> _Description of the task_: If a line of the records contains the string "title", copy it out.

> _Data in this exercise_:
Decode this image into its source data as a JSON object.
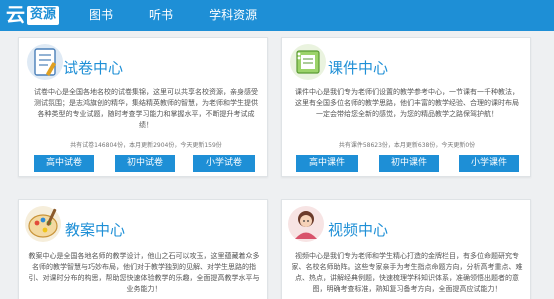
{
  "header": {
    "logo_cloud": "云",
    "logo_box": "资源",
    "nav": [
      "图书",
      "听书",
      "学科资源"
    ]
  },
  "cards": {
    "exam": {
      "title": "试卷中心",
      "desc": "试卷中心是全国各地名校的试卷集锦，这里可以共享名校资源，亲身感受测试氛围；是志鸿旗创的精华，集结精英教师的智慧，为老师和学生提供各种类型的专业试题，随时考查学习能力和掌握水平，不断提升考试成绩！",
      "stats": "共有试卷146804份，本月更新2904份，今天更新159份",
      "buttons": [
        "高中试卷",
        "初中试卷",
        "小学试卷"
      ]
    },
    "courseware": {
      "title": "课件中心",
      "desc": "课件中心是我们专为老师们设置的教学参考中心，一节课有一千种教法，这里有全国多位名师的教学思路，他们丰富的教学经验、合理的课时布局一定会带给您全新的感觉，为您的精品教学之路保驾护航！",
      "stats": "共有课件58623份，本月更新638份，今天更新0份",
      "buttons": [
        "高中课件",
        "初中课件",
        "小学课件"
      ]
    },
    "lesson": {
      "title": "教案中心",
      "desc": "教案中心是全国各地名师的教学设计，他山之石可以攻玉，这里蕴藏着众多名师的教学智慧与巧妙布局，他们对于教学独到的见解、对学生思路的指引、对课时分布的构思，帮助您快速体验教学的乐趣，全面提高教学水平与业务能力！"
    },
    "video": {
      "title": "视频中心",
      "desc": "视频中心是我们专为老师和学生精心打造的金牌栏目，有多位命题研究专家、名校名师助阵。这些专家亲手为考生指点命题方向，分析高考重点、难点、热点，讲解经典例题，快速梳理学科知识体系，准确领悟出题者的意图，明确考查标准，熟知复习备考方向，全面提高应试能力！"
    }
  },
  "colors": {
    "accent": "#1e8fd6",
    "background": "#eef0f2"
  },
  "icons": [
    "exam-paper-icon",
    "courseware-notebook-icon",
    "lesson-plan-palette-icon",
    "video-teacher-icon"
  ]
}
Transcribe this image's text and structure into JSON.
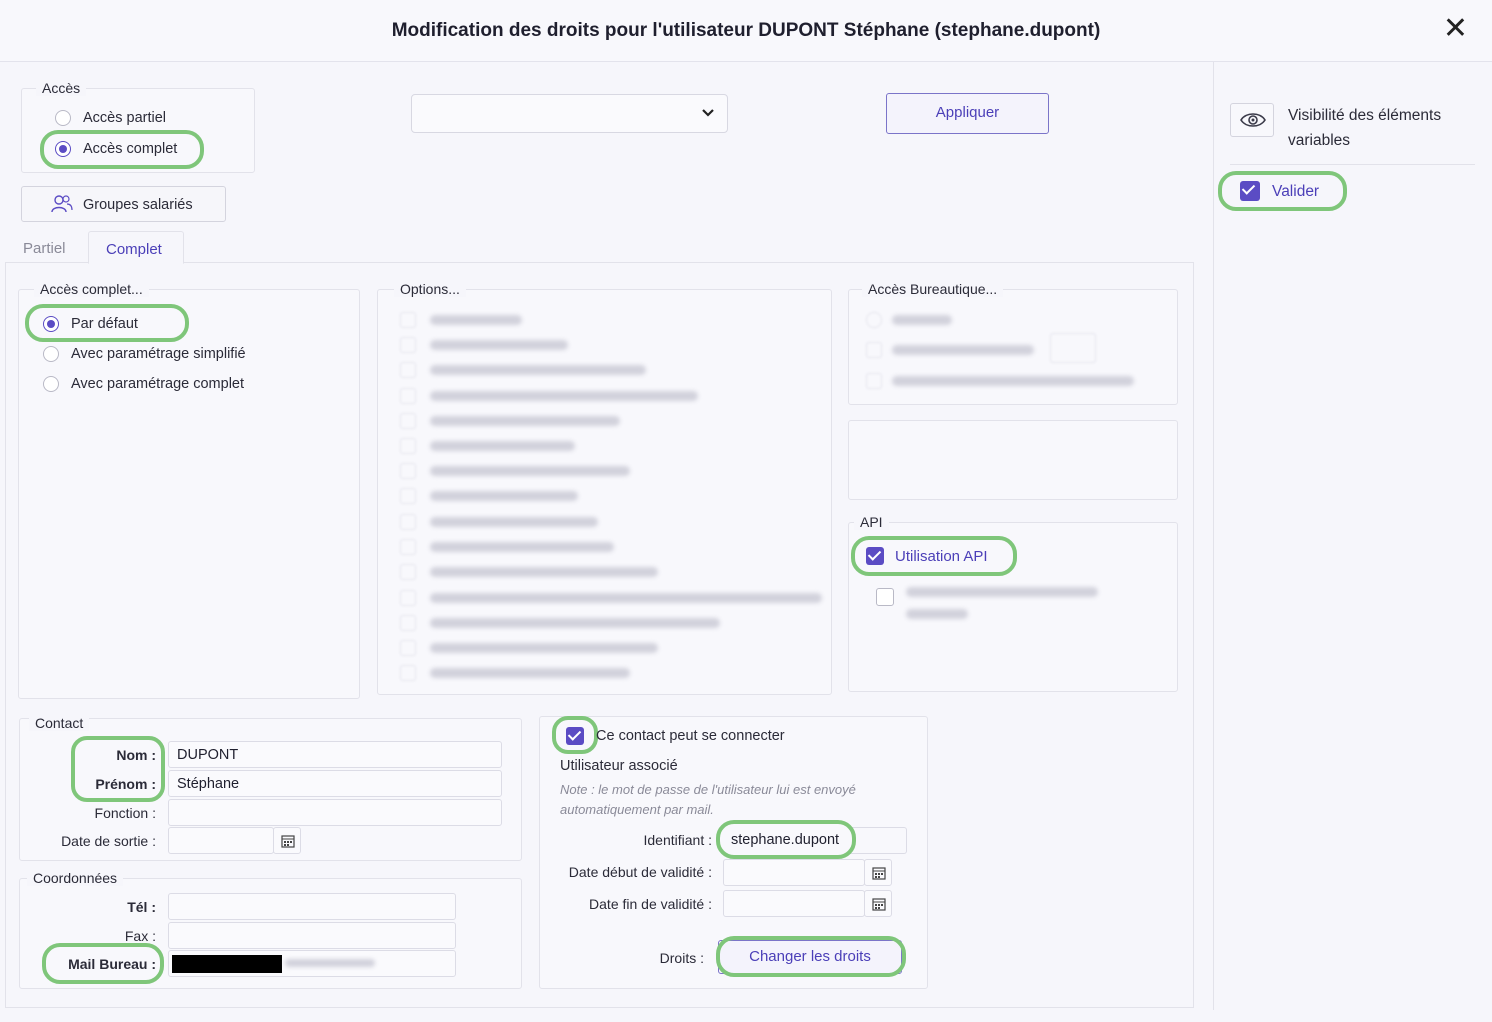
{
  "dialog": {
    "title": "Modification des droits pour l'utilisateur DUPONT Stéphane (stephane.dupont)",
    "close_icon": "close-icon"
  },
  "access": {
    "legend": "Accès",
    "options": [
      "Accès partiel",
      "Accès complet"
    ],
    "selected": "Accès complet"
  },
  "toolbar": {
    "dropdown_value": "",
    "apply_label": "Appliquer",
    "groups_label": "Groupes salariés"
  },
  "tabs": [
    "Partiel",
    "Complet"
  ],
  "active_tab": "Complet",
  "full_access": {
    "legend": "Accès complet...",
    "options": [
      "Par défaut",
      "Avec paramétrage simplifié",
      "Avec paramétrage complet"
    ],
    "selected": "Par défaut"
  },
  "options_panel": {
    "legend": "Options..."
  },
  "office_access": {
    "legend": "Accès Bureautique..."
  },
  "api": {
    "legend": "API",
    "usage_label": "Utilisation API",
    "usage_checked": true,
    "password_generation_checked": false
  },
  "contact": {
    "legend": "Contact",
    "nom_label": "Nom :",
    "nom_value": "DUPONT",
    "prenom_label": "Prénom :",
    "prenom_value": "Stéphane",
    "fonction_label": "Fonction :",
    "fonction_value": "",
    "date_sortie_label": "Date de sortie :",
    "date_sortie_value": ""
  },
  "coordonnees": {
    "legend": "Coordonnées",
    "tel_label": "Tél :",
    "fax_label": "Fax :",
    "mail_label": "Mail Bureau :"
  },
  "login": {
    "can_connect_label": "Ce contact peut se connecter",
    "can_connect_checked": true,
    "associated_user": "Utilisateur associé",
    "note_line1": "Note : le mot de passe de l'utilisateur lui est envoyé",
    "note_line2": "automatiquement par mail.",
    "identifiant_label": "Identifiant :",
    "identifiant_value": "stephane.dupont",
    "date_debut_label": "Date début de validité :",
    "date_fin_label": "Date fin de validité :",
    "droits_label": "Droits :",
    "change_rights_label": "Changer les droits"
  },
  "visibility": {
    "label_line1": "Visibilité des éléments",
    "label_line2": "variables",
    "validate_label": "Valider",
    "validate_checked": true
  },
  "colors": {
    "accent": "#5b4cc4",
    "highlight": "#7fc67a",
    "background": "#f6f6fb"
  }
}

> _Reply_:
      "title": "试卷中心",
      "title": "课件中心",
      "title": "教案中心",
      "title": "视频中心",
    "title": "Modification des droits pour l'utilisateur DUPONT Stéphane (stephane.dupont)",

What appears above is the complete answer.